*Work required*. Show every line from the data below that includes "title".

BEGIN Source material

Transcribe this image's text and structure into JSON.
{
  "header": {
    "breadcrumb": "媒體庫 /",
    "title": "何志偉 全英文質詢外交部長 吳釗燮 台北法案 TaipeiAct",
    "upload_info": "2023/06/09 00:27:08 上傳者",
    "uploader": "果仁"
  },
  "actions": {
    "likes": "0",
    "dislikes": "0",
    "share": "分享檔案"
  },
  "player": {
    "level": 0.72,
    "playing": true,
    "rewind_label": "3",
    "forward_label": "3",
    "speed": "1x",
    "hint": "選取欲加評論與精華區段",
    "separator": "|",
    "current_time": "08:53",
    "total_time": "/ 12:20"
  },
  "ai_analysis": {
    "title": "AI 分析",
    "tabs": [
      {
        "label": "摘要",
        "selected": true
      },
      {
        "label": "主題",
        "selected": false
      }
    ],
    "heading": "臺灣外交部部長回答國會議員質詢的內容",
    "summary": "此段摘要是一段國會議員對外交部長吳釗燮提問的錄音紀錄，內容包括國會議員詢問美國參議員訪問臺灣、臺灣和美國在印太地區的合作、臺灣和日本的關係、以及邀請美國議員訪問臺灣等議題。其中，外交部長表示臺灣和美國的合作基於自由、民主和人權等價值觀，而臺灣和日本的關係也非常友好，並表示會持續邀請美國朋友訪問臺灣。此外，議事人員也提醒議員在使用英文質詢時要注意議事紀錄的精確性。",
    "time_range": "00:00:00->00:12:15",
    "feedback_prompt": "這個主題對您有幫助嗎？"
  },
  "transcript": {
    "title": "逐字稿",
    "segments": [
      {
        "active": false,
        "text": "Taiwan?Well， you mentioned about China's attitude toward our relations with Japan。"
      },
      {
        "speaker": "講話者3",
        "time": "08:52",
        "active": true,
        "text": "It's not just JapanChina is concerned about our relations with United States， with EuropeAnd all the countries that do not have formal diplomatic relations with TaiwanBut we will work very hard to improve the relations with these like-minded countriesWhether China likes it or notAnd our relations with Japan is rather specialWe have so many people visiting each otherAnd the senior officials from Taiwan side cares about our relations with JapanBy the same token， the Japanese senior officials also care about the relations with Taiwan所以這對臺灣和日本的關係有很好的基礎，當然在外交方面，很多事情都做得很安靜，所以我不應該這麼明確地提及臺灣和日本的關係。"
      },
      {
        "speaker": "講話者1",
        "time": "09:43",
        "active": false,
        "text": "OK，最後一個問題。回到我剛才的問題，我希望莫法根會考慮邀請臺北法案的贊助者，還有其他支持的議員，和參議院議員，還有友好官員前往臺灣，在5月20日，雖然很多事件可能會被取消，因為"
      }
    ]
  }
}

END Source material

*Response below*.
    "title": "何志偉 全英文質詢外交部長 吳釗燮 台北法案 TaipeiAct",
    "title": "AI 分析",
    "title": "逐字稿",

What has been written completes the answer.